One copy is available in reference and another is available for check out.
Helpful tips on using MLA style, from the Modern Language Association.
An extensive online writing lab, produced and maintained by Purdue University. This resource supports all phases of the writing process, from development of a concept through preparation for publication.
Schlosser, Eric. Fast Food Nation: The Dark Side of the All-American Meal. Boston:
Houghton Mifflin, 2001.
Frumkin, Howard, et al. "Climate Change: The Public Health Response." American
Journal of Public Health 98:3 (Mar. 2008):435-445.
Name of Site. Date of posting/revision. Name of institution/organization affiliated with the
site (sometimes found in copyright statement). Date you accessed the site
MLA style calls for parenthetical citation style within the text of your paper.
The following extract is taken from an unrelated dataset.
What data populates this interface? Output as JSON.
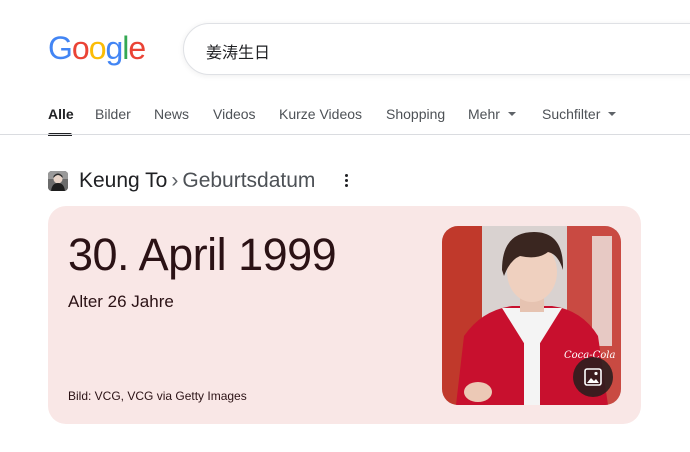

Each citation has a corresponding entry on the Works Cited list.
For example, if you were to cite the book from the Works Cited list above, the in-text citation would look like this:
Many think that children do not understand what commercials are really intended to do (Schlosser 45-46).
If you use a direct quote from the source, use quotation marks at either end of the material quoted, plus a parenthetical citation:
Our research found that children "could not comprehend the real purpose of commercials" (Schlosser 46).
Or, if you use the author's name in the text along with a quotation, only the page number is required in the parenthetical citation:
Schlosser indicated that children "could not comprehend the real purpose of commercials" (46).
Did you know that you can create bibliographic citations using Microsoft Word?
Microsoft Word offers a bibliography tool built in! Go to the References tab at the top of your screen to enter your citations in a variety of formats, including APA and MLA.
More information and instructions available from Microsoft.